▶ **HOW TO COMPLETE THIS TASK**: Below are the records; copy each line in them that holds the word "Date".

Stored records
------------------------------

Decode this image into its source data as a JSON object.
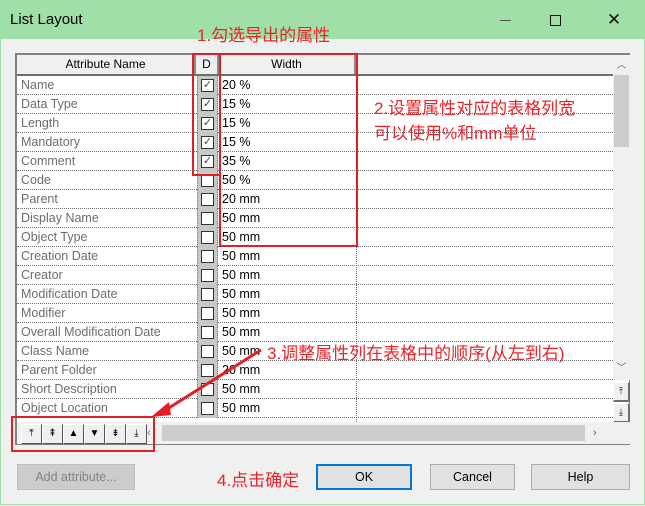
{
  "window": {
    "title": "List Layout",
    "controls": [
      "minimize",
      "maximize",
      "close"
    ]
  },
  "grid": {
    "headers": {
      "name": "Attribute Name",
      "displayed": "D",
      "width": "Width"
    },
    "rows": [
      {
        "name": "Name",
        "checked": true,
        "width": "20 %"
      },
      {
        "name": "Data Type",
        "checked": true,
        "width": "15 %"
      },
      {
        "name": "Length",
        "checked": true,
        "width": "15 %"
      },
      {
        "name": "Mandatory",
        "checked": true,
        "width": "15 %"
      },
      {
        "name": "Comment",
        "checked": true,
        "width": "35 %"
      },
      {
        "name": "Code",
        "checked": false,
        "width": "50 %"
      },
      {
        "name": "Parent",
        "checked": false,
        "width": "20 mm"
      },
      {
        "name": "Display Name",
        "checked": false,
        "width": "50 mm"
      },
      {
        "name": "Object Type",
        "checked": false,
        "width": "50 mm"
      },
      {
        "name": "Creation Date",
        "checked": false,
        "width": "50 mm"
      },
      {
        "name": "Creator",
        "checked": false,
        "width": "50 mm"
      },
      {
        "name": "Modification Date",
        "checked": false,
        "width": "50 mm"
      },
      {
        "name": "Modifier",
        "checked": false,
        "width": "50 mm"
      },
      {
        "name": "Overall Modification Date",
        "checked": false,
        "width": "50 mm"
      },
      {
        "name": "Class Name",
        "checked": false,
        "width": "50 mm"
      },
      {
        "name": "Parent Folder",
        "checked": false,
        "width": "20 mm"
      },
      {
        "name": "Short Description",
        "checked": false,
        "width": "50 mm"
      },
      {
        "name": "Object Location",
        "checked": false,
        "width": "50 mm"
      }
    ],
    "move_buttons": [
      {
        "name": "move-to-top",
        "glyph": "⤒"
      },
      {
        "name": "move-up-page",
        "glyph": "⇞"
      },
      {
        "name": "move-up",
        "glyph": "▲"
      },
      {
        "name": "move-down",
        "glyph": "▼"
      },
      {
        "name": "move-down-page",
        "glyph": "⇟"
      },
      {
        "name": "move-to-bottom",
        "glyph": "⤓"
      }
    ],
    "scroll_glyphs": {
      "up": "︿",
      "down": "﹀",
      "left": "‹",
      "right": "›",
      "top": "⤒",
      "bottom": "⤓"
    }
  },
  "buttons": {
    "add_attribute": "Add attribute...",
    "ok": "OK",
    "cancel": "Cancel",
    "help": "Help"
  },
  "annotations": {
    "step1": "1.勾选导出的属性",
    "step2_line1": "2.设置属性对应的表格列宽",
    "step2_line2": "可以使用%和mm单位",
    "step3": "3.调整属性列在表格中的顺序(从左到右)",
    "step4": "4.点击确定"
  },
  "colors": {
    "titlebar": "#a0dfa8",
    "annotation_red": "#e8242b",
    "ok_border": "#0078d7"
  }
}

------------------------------

▶ **WRITTEN RESPONSE**:
        "name": "Creation Date",
        "name": "Modification Date",
        "name": "Overall Modification Date",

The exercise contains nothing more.